Because shrimp levels are so high they arenít
looking for other food sources so your bait needs to be where shrimp are and
also needs to be small.
A standard setup has been a fly above a
jig. This works ok but because the
shrimp are on or near the bottom or a bait that is on or near the bottom will
be most effective.
The most successful fishermen are using
techniques that allow them to cast a heavy weight as great a distance as possible
from their boats and then set their bait to the bottom as far away from the
boat as they are able. A long but also
sensitive pole, a full spool of braid line (Teflon-coated Kevlar) and a heavy
weight with one or two flies baited with cut bait or night crawler will help
keep you in the target area where the fish are feeding.
Some are using flies as small as a size
10. Others are using weighted flies
which has a tendency to keep them on or very close to the bottom.
Because your flies and jigs stir up the
bottom which draws fish it is a good idea to cast in the same place multiple
times. Change your bait often. Use strong scent along with your cut bait (shrimp,
shad, anise, or even WD40 are scents that will enhance your bait.) See Picture
of my favorite setups.
Hundreds of fishermen have taken thousands
of perch from the East side of Polson.
Because of the numbers of big fish caught and kept it will probably
become more difficult to catch the large stringers of fish. Yesterday, April 21, Tim Rains and I headed
to the West side of Polson Bay to see if we could find perch. We didnít quite have as fast of action as on
the East side but the fish we caught were surprisingly large. We also took a nice lake whitefish and
several mountain whitefish. See
picture. The three biggest were 13
inches or just shy.
As soon as waters warm in the main Flathead
Lake, because perch populations are on the rise, Elmo, Big Arm, Dayton, Rollins
and Skidoo should all be areas with good perch fishing. With rising perch
numbers the lake white fish that become catchable when theyíre feeding on perch
fry will begin to bite in late July.

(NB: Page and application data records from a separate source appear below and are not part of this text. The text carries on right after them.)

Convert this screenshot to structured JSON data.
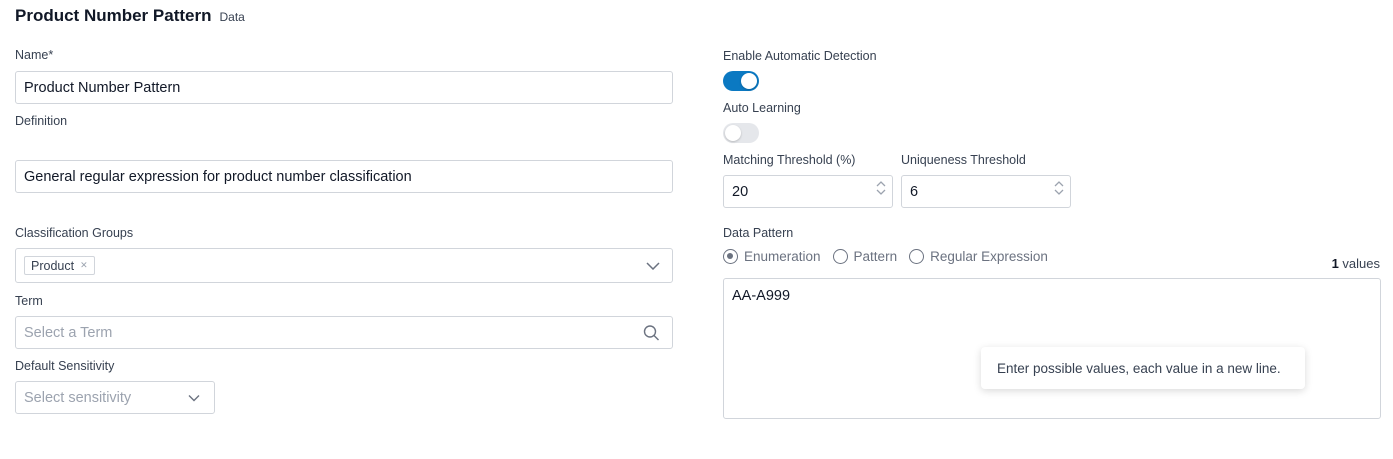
{
  "header": {
    "title": "Product Number Pattern",
    "subtitle": "Data"
  },
  "name": {
    "label": "Name*",
    "value": "Product Number Pattern"
  },
  "definition": {
    "label": "Definition",
    "value": "General regular expression for product number classification"
  },
  "classification_groups": {
    "label": "Classification Groups",
    "chips": [
      "Product"
    ]
  },
  "term": {
    "label": "Term",
    "placeholder": "Select a Term"
  },
  "sensitivity": {
    "label": "Default Sensitivity",
    "placeholder": "Select sensitivity"
  },
  "auto_detection": {
    "label": "Enable Automatic Detection",
    "enabled": true
  },
  "auto_learning": {
    "label": "Auto Learning",
    "enabled": false
  },
  "matching_threshold": {
    "label": "Matching Threshold (%)",
    "value": "20"
  },
  "uniqueness_threshold": {
    "label": "Uniqueness Threshold",
    "value": "6"
  },
  "data_pattern": {
    "label": "Data Pattern",
    "options": [
      "Enumeration",
      "Pattern",
      "Regular Expression"
    ],
    "selected": "Enumeration",
    "values_count": "1",
    "values_suffix": " values",
    "content": "AA-A999",
    "tooltip": "Enter possible values, each value in a new line."
  },
  "colors": {
    "accent": "#0b79c2",
    "border": "#d1d5db",
    "placeholder": "#9ca3af"
  }
}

For more information email us: firstname.lastname@example.org;
phone us: 406-675-0068; my personal cell
is: 406-250-0241 Check out our tackle line at: www.